━━━ Data for this task ━━━

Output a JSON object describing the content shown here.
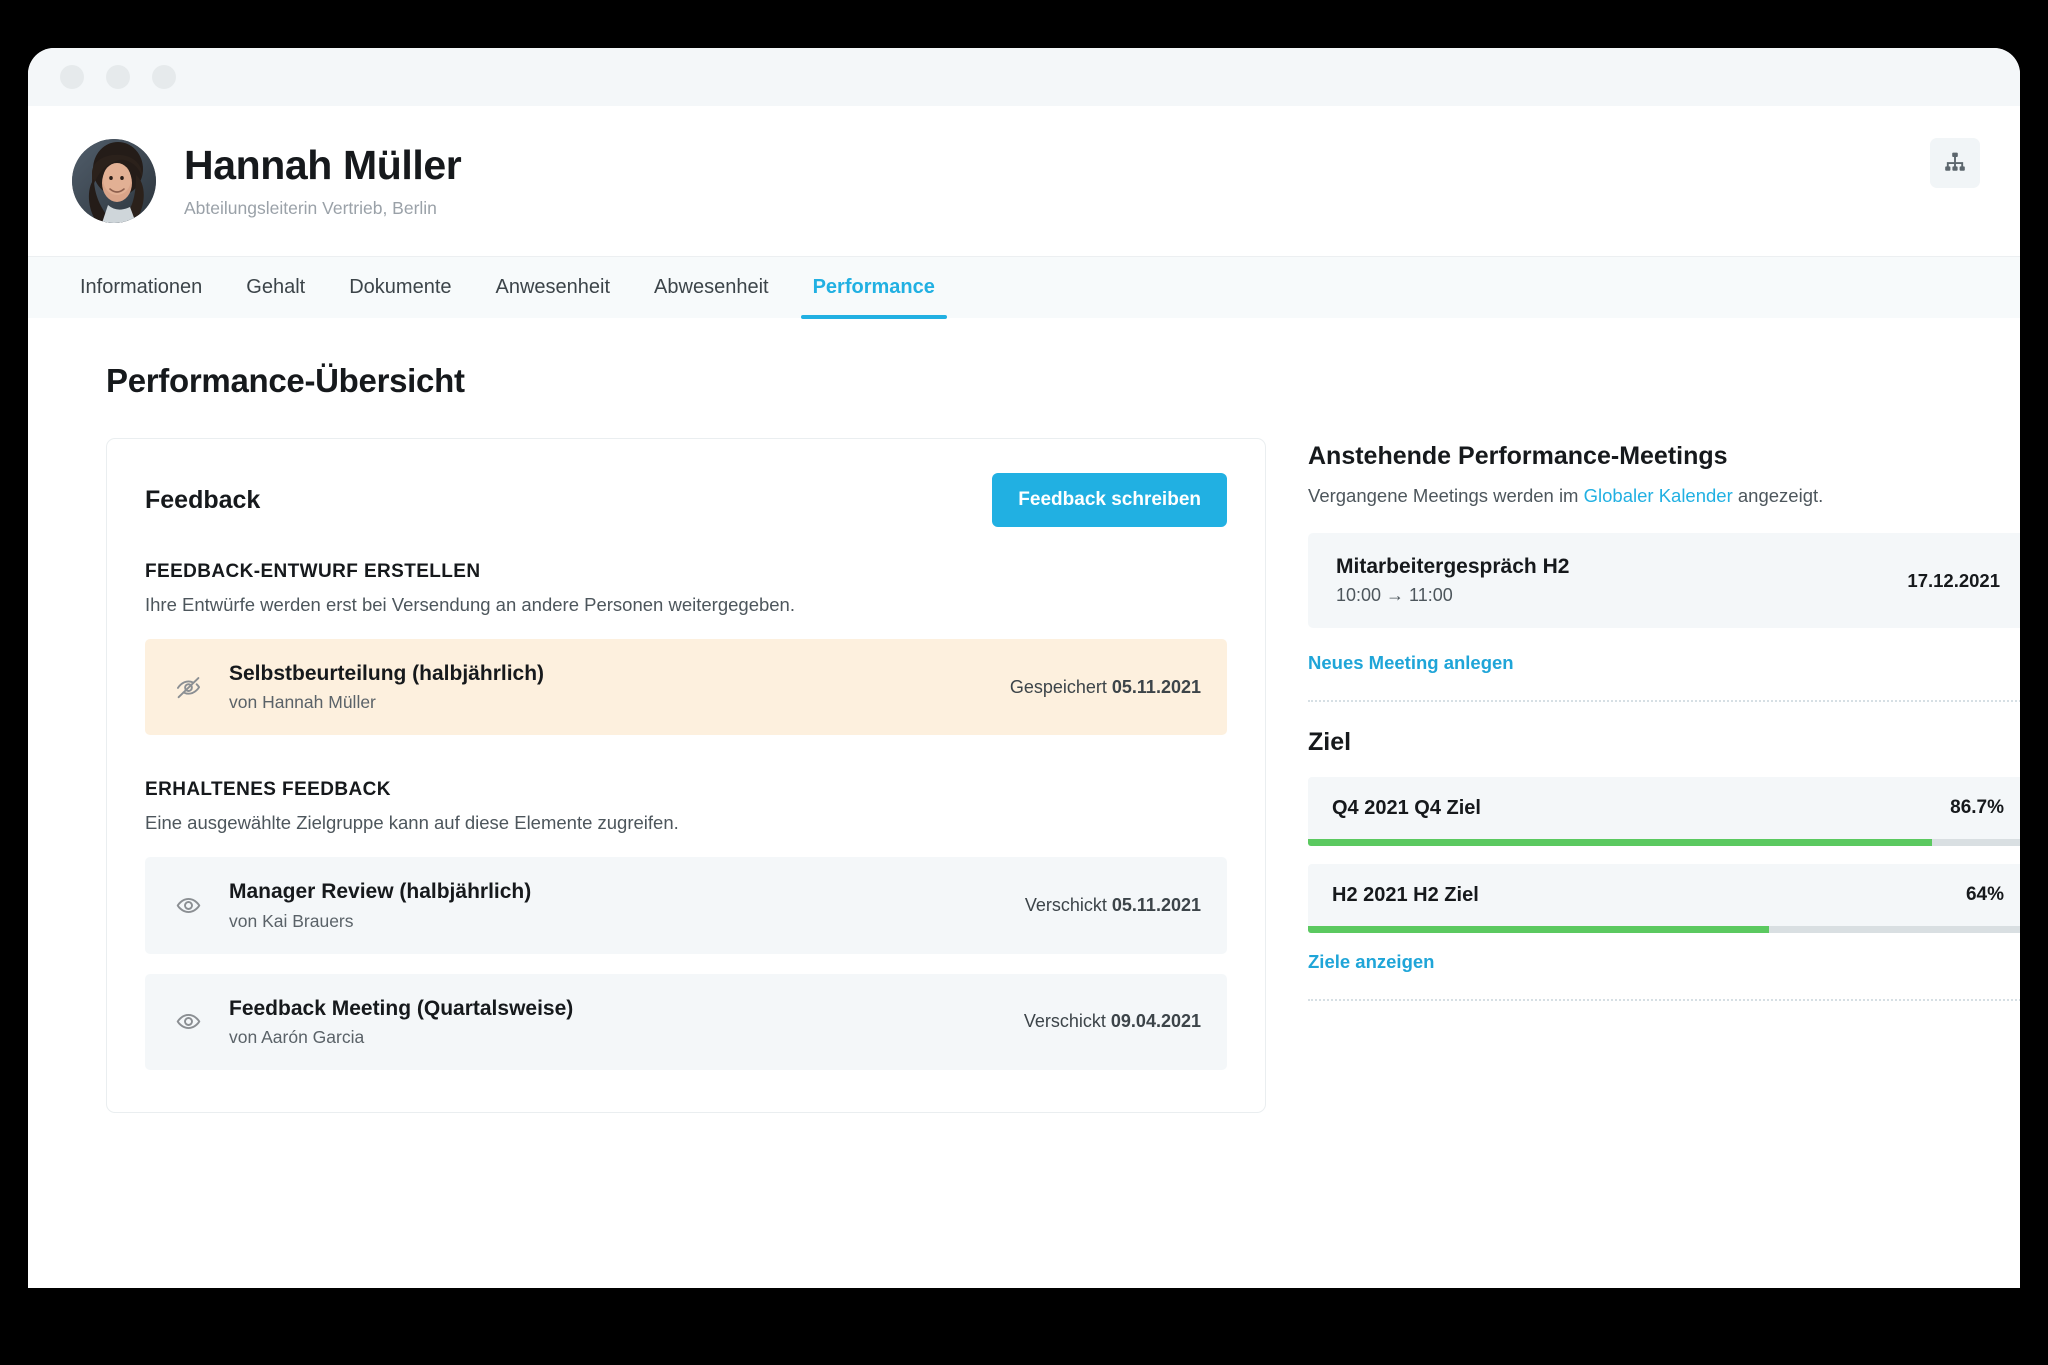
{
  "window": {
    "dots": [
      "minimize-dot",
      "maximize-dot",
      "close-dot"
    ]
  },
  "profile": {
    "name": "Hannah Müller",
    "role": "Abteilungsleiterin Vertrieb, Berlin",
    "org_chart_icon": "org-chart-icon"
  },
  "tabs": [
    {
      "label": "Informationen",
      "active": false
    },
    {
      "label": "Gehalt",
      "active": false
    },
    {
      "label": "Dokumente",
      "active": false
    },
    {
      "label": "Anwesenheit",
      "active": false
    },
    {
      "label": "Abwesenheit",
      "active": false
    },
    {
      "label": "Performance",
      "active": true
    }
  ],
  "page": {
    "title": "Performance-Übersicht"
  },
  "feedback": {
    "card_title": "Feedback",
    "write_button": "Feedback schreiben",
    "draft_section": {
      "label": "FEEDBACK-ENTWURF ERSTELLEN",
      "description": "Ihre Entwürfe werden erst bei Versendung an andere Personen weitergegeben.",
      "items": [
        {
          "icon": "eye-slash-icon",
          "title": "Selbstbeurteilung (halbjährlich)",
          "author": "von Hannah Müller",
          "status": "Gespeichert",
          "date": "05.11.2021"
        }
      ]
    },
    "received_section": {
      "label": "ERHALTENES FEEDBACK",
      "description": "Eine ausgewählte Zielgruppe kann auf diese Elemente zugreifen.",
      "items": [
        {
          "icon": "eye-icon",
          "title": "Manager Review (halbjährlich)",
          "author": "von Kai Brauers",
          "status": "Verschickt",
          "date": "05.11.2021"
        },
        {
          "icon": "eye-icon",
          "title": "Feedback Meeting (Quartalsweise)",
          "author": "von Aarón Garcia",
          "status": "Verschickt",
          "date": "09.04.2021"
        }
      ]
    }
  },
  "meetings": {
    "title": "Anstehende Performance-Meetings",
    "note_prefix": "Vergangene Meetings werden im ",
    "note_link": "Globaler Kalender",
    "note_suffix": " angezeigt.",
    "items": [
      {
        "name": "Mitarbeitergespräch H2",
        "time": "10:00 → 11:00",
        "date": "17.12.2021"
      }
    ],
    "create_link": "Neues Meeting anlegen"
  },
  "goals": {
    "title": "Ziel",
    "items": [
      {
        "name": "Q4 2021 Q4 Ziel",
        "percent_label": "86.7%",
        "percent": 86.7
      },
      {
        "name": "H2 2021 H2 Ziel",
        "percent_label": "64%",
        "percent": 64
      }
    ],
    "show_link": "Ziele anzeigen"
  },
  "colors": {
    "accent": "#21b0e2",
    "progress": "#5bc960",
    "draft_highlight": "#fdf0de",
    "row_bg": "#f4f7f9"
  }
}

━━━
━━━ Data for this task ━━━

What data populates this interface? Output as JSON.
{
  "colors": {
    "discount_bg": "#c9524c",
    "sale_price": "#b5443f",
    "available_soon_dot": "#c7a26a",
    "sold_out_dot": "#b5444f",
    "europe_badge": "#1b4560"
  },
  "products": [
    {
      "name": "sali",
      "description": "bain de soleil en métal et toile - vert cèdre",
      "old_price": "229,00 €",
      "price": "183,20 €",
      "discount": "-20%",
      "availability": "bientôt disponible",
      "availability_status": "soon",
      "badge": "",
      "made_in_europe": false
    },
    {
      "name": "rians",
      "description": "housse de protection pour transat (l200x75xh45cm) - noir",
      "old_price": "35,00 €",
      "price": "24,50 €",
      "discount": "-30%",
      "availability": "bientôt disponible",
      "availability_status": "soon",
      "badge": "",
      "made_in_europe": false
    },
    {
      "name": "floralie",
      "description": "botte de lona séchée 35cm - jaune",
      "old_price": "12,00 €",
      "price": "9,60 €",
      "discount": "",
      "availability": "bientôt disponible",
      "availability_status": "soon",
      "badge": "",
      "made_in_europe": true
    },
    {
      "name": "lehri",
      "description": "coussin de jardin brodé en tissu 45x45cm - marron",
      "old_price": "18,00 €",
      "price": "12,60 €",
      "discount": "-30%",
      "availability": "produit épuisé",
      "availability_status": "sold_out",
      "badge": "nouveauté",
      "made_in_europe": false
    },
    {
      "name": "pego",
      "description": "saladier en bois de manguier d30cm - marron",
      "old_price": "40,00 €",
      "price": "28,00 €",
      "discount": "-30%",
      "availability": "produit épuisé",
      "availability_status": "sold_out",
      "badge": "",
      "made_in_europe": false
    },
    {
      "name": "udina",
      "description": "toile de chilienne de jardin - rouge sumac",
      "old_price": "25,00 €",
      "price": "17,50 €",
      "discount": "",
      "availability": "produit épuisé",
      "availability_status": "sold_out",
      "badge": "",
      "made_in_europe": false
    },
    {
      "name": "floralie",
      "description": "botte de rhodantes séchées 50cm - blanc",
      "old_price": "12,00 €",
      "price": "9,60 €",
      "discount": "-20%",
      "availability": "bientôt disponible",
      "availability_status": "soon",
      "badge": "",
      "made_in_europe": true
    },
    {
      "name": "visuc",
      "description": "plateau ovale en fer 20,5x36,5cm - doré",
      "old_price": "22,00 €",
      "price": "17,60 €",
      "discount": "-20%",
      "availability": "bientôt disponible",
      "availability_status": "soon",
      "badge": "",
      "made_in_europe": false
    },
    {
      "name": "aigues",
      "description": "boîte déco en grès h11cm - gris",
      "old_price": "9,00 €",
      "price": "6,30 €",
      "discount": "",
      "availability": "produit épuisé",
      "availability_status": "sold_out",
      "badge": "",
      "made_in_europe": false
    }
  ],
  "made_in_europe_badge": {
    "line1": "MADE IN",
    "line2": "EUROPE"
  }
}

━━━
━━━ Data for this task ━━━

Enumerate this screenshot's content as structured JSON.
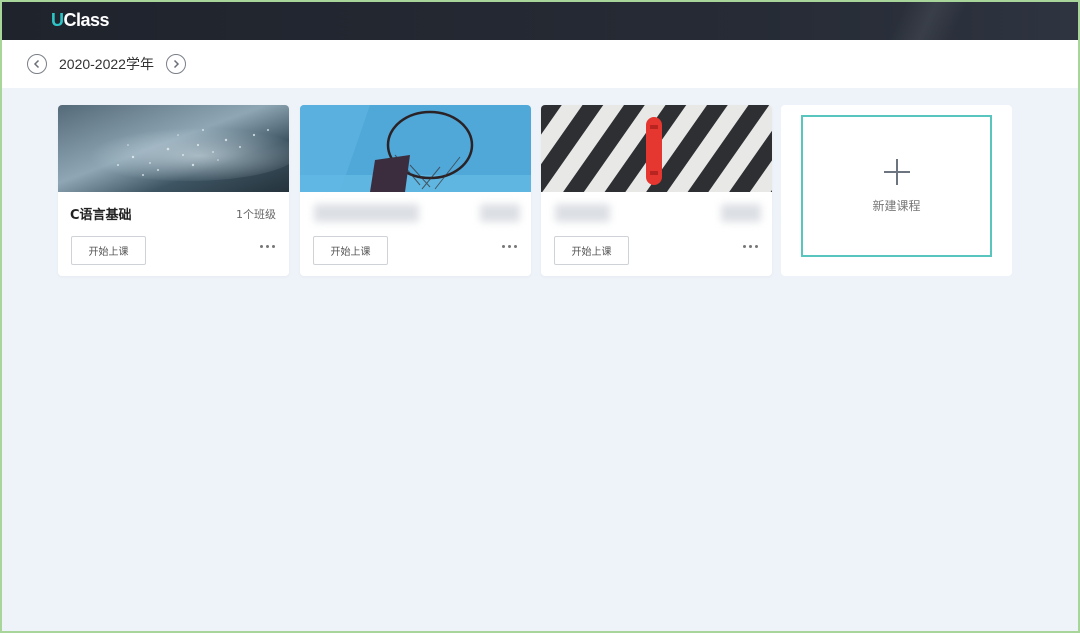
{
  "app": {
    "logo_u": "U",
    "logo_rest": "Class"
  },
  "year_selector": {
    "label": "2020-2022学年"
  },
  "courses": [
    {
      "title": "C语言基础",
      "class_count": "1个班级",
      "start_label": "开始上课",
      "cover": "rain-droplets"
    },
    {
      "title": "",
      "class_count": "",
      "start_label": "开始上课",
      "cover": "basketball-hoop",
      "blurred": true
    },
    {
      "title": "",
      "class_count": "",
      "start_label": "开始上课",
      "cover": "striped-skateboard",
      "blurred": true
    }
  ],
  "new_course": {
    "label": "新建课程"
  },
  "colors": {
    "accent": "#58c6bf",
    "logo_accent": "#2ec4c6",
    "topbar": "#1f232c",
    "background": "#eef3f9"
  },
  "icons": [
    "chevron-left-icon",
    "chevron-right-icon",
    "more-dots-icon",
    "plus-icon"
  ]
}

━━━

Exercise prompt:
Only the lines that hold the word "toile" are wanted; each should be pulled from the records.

Result for this task:
      "description": "bain de soleil en métal et toile - vert cèdre",
      "description": "toile de chilienne de jardin - rouge sumac",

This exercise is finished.